The higher borrowing might suggest too that you can have higher deficits without raising the cost of government borrowing (ie gilt yields are lower now than a year ago). However, as I have argued elsewhere, the point is that markets must believe governments are serious about getting borrowing down and not conclude they are reluctant to control it. They have to be credible. That is where Labour must continue to work on its economic policy.
Forecasts can change and even the OBR believes there is only a 60 per cent probability the government will meet its targets. A period of growth might lead to new estimates of the output gap and structural deficit. The OBR does run a scenario where more borrowing turns out to be cyclical: growth would be much higher and the targets easily met. It also looks at what might happen if tight credit conditions persist: the targets are missed.
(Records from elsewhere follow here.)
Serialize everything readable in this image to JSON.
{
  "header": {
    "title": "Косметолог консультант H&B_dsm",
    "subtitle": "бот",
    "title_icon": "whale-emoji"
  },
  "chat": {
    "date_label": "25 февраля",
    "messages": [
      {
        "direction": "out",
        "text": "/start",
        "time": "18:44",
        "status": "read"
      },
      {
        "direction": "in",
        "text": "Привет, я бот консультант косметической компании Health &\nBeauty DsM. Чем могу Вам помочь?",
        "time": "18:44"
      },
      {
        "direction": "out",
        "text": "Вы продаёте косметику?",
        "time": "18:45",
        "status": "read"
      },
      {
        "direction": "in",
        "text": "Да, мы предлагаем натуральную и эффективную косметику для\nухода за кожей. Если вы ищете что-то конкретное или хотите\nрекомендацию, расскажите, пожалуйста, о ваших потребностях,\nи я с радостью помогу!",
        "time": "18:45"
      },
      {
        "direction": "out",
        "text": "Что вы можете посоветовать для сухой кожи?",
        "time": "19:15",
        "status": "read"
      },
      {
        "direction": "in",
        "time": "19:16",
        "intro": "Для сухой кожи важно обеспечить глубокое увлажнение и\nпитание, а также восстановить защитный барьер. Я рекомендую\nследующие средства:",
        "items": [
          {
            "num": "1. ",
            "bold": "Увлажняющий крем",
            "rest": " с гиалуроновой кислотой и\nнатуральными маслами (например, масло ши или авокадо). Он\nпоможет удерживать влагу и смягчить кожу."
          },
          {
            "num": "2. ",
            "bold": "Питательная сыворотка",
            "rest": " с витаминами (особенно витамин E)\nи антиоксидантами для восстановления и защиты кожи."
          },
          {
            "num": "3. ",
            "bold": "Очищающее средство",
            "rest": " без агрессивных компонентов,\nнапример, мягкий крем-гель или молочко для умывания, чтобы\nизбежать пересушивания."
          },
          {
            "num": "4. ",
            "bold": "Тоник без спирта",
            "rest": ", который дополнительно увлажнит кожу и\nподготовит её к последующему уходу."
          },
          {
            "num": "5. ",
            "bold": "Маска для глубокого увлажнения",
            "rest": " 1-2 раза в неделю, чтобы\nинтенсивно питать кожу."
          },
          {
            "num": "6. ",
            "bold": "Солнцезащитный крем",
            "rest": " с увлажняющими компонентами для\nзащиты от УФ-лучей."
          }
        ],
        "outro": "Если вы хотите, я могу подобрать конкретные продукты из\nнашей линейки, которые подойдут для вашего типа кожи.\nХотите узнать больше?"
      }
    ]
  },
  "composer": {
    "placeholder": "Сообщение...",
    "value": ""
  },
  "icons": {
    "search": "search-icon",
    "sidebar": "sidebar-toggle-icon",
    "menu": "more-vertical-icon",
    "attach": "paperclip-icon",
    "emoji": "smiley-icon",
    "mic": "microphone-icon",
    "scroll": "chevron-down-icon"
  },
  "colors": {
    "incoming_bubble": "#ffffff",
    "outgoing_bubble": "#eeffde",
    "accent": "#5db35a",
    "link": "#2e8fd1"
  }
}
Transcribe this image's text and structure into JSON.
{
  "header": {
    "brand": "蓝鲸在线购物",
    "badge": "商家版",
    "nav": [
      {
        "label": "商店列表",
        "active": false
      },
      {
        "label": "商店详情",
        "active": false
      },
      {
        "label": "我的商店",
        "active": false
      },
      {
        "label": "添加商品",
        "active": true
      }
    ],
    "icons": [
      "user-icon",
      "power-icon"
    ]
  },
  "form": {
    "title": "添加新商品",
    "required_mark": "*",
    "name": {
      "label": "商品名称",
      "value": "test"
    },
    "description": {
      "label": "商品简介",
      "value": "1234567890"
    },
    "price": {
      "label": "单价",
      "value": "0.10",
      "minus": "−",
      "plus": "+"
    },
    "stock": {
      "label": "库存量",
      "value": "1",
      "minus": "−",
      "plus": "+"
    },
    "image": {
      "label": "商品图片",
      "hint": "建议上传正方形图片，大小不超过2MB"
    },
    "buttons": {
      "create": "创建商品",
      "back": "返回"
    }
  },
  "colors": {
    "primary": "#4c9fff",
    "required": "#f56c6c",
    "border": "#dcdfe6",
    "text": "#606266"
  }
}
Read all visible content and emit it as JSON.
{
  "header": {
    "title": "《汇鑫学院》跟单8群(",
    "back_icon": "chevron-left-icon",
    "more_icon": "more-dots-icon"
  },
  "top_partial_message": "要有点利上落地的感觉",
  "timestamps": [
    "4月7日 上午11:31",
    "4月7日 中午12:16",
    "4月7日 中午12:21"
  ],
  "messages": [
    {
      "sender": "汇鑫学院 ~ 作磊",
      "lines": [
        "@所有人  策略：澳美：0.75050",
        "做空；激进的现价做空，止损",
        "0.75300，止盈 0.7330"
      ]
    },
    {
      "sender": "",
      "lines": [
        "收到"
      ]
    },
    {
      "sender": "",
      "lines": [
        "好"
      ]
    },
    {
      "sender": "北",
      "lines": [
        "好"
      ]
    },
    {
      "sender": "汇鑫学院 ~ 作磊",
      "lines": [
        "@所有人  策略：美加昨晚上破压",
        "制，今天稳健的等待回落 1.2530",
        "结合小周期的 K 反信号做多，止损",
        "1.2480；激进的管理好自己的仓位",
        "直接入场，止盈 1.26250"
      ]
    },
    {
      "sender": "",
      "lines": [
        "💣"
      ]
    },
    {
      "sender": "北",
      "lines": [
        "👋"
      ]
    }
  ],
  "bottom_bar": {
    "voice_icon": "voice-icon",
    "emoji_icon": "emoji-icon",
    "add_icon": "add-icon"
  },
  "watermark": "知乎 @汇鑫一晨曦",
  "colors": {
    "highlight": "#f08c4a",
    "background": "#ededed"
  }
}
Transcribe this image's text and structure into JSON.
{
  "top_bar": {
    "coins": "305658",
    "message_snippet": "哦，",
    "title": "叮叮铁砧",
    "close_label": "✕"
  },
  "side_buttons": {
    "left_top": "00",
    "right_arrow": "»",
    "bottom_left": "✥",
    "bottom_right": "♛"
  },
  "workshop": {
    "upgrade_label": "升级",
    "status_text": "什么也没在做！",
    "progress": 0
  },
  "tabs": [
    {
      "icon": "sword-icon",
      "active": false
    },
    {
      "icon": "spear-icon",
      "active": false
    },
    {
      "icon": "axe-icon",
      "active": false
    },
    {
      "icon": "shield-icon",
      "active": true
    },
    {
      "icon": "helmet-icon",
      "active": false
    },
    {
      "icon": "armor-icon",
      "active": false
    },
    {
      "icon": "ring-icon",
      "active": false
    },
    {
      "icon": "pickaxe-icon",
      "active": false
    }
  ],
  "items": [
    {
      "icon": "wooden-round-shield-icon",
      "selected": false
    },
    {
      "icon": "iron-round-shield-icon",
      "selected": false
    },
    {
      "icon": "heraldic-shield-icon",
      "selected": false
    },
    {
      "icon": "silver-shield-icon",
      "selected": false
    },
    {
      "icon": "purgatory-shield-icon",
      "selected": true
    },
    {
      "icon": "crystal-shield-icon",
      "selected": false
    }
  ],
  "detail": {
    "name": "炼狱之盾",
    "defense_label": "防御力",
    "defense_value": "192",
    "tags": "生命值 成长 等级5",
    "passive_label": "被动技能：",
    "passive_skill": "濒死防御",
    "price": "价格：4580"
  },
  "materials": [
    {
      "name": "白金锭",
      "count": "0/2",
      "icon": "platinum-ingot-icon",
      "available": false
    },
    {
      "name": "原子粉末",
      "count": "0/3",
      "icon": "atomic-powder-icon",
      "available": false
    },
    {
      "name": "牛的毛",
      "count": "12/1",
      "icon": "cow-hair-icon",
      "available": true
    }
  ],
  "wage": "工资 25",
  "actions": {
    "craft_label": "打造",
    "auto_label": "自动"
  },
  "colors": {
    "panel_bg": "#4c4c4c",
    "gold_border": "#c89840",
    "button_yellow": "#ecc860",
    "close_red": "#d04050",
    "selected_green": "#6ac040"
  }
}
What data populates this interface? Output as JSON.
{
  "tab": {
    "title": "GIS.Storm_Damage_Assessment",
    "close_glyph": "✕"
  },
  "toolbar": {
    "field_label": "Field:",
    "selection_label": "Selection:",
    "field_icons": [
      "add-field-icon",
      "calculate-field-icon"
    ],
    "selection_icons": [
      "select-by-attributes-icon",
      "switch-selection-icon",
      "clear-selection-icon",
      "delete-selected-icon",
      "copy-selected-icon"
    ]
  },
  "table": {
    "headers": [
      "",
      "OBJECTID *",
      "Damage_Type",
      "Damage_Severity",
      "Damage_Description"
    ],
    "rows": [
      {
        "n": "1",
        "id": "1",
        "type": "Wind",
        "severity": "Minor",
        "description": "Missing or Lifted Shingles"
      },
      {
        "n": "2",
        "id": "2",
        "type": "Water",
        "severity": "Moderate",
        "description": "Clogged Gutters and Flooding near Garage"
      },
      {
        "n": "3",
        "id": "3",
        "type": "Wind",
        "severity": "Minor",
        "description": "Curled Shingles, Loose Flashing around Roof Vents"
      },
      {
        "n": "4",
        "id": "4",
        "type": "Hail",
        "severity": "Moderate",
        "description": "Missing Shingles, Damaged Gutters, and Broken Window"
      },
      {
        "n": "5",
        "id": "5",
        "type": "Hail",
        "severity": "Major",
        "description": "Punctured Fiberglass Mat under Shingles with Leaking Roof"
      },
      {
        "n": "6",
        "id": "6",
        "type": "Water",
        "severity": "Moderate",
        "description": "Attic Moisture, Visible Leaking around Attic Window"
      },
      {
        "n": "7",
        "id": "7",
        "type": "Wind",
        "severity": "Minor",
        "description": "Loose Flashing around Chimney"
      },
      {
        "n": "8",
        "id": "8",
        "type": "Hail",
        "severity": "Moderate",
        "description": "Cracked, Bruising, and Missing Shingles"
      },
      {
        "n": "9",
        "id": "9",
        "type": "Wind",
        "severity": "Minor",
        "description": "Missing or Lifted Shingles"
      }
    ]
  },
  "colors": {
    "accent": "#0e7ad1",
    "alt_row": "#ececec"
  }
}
In such circumstances as these, what should we expect from government? Well, we should look for a strong drive on growth, to raise the productive potential of the economy and get people into work. Instead we saw small measures, hardly amounting to a bazooka of the sort David Cameron likes to recommend to struggling eurozone countries. George Osborne had already announced a national loan guarantee of up to £20bn of small business loans (the Institute for Fiscal Studies calls this ‘more of an ambition than a done deal’). The arrangement has some echoes of the way KfW, the German investment bank, operates. Yet what is stopping the coalition going all the way and establishing a national investment bank? For that matter, what is stopping the Labour party from recommending it (we are committed to looking at the idea)? Major institutional change is required to change the economic mindset and to convince businesses that government is permanently committed to raising productivity. As the new measures stand, they may lower interest rates to SMEs but there is no guarantee they will increase the supply of credit, which is what is needed. Measures to partially reverse Labour’s Future Jobs Fund should be welcomed, but the OBR now forecasts unemployment to rise to 8.7 per cent, from the current 8.3 per cent. It has also raised its forecast of public sector jobs lost by around 300,000 to over 700,000. A much more aggressive pro-employment policy is needed. Other measures announced, which appear to hit the poorest hardest (eg some benefit cuts, raising the retirement age earlier than previously planned), only emphasise this need. The Institute for Fiscal Studies is talking about a period of over a decade, from 2002-3, in which real median household incomes will not have risen.
How should Labour respond? If we believe these forecasts, and we should note that the OBR believes the risks are on the downside for growth, we need to be much more focused on what progressive policies should look like in more austere times. Each shadow minister and policy forum member needs to be taking a hard look at this. Apparently some Tories believe the next election will be similar to 1992, when John Major won against expectations because he was more trusted on the economy than Labour. Much could change over the next few years but the lesson Labour learnt was that it had to be credible on the economy – credible to markets and the electorate. Let us learn that lesson again and work hard to be credible on deficits and on growth now.
This article was first published by Progress on 30 November 2011.
For more information about my Fabian Society pamphlet The Credibility Deficit - how to rebuild Labour's economic reputation, click here.